▶ Assignment
This exercise calls for an exact copy of the data below.
(Information given begins)
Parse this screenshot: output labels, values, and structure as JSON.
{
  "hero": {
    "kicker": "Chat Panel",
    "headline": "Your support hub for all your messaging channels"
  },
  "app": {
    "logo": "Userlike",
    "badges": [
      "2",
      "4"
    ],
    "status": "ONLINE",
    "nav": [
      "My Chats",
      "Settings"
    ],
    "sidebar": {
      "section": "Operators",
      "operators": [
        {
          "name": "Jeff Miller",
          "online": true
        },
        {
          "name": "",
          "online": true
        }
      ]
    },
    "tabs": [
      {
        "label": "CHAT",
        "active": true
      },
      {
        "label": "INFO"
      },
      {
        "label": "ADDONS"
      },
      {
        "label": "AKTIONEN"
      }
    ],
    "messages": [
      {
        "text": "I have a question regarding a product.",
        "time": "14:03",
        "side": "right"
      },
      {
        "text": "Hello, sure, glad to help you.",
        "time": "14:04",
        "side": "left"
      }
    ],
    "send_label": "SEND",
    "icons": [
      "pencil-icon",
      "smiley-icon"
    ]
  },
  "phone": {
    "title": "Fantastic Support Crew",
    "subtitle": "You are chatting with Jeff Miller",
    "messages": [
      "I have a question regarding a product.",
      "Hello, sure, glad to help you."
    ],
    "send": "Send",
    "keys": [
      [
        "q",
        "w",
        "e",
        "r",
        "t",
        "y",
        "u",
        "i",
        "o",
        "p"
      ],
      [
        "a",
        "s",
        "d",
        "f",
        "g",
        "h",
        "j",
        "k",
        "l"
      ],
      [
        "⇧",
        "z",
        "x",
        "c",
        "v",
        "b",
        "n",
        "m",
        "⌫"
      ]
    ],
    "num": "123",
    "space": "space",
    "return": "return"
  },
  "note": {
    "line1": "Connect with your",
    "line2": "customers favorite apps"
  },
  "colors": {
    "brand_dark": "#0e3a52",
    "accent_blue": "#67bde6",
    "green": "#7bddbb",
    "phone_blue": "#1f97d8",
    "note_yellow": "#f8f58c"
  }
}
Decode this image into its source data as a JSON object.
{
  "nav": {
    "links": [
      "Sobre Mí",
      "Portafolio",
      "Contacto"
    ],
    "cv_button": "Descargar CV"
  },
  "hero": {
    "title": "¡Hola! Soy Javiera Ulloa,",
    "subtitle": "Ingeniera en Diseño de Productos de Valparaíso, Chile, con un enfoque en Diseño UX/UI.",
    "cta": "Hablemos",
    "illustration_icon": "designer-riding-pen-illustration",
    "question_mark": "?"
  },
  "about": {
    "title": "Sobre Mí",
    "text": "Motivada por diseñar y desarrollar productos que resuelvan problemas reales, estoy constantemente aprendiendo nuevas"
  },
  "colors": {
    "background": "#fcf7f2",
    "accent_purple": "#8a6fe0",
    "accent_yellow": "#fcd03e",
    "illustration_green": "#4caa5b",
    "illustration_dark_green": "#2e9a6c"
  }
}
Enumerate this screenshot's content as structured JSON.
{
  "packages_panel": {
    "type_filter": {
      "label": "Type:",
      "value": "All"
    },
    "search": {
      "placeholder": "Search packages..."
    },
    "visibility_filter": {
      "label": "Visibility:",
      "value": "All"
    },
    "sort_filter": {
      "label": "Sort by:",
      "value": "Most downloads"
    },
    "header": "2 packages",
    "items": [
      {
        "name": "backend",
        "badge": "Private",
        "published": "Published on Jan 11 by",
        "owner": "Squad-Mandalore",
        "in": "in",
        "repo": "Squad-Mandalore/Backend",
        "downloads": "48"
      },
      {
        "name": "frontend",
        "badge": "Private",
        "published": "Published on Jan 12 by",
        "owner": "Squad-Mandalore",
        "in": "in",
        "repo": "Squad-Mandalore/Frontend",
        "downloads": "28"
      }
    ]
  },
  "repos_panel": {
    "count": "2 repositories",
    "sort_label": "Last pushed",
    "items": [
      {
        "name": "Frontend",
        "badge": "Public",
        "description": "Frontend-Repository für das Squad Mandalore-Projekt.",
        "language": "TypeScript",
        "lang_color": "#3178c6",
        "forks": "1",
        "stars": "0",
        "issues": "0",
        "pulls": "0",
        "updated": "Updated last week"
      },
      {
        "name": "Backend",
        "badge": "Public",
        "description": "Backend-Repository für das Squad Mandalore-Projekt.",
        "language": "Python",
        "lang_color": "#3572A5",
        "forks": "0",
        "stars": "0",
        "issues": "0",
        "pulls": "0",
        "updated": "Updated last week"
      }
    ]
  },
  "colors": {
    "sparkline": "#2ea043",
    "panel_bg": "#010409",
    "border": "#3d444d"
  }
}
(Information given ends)
▶ Output for this task
Parse this screenshot: output labels, values, and structure as JSON.
{
  "hero": {
    "kicker": "Chat Panel",
    "headline": "Your support hub for all your messaging channels"
  },
  "app": {
    "logo": "Userlike",
    "badges": [
      "2",
      "4"
    ],
    "status": "ONLINE",
    "nav": [
      "My Chats",
      "Settings"
    ],
    "sidebar": {
      "section": "Operators",
      "operators": [
        {
          "name": "Jeff Miller",
          "online": true
        },
        {
          "name": "",
          "online": true
        }
      ]
    },
    "tabs": [
      {
        "label": "CHAT",
        "active": true
      },
      {
        "label": "INFO"
      },
      {
        "label": "ADDONS"
      },
      {
        "label": "AKTIONEN"
      }
    ],
    "messages": [
      {
        "text": "I have a question regarding a product.",
        "time": "14:03",
        "side": "right"
      },
      {
        "text": "Hello, sure, glad to help you.",
        "time": "14:04",
        "side": "left"
      }
    ],
    "send_label": "SEND",
    "icons": [
      "pencil-icon",
      "smiley-icon"
    ]
  },
  "phone": {
    "title": "Fantastic Support Crew",
    "subtitle": "You are chatting with Jeff Miller",
    "messages": [
      "I have a question regarding a product.",
      "Hello, sure, glad to help you."
    ],
    "send": "Send",
    "keys": [
      [
        "q",
        "w",
        "e",
        "r",
        "t",
        "y",
        "u",
        "i",
        "o",
        "p"
      ],
      [
        "a",
        "s",
        "d",
        "f",
        "g",
        "h",
        "j",
        "k",
        "l"
      ],
      [
        "⇧",
        "z",
        "x",
        "c",
        "v",
        "b",
        "n",
        "m",
        "⌫"
      ]
    ],
    "num": "123",
    "space": "space",
    "return": "return"
  },
  "note": {
    "line1": "Connect with your",
    "line2": "customers favorite apps"
  },
  "colors": {
    "brand_dark": "#0e3a52",
    "accent_blue": "#67bde6",
    "green": "#7bddbb",
    "phone_blue": "#1f97d8",
    "note_yellow": "#f8f58c"
  }
}
Decode this image into its source data as a JSON object.
{
  "nav": {
    "links": [
      "Sobre Mí",
      "Portafolio",
      "Contacto"
    ],
    "cv_button": "Descargar CV"
  },
  "hero": {
    "title": "¡Hola! Soy Javiera Ulloa,",
    "subtitle": "Ingeniera en Diseño de Productos de Valparaíso, Chile, con un enfoque en Diseño UX/UI.",
    "cta": "Hablemos",
    "illustration_icon": "designer-riding-pen-illustration",
    "question_mark": "?"
  },
  "about": {
    "title": "Sobre Mí",
    "text": "Motivada por diseñar y desarrollar productos que resuelvan problemas reales, estoy constantemente aprendiendo nuevas"
  },
  "colors": {
    "background": "#fcf7f2",
    "accent_purple": "#8a6fe0",
    "accent_yellow": "#fcd03e",
    "illustration_green": "#4caa5b",
    "illustration_dark_green": "#2e9a6c"
  }
}
Enumerate this screenshot's content as structured JSON.
{
  "packages_panel": {
    "type_filter": {
      "label": "Type:",
      "value": "All"
    },
    "search": {
      "placeholder": "Search packages..."
    },
    "visibility_filter": {
      "label": "Visibility:",
      "value": "All"
    },
    "sort_filter": {
      "label": "Sort by:",
      "value": "Most downloads"
    },
    "header": "2 packages",
    "items": [
      {
        "name": "backend",
        "badge": "Private",
        "published": "Published on Jan 11 by",
        "owner": "Squad-Mandalore",
        "in": "in",
        "repo": "Squad-Mandalore/Backend",
        "downloads": "48"
      },
      {
        "name": "frontend",
        "badge": "Private",
        "published": "Published on Jan 12 by",
        "owner": "Squad-Mandalore",
        "in": "in",
        "repo": "Squad-Mandalore/Frontend",
        "downloads": "28"
      }
    ]
  },
  "repos_panel": {
    "count": "2 repositories",
    "sort_label": "Last pushed",
    "items": [
      {
        "name": "Frontend",
        "badge": "Public",
        "description": "Frontend-Repository für das Squad Mandalore-Projekt.",
        "language": "TypeScript",
        "lang_color": "#3178c6",
        "forks": "1",
        "stars": "0",
        "issues": "0",
        "pulls": "0",
        "updated": "Updated last week"
      },
      {
        "name": "Backend",
        "badge": "Public",
        "description": "Backend-Repository für das Squad Mandalore-Projekt.",
        "language": "Python",
        "lang_color": "#3572A5",
        "forks": "0",
        "stars": "0",
        "issues": "0",
        "pulls": "0",
        "updated": "Updated last week"
      }
    ]
  },
  "colors": {
    "sparkline": "#2ea043",
    "panel_bg": "#010409",
    "border": "#3d444d"
  }
}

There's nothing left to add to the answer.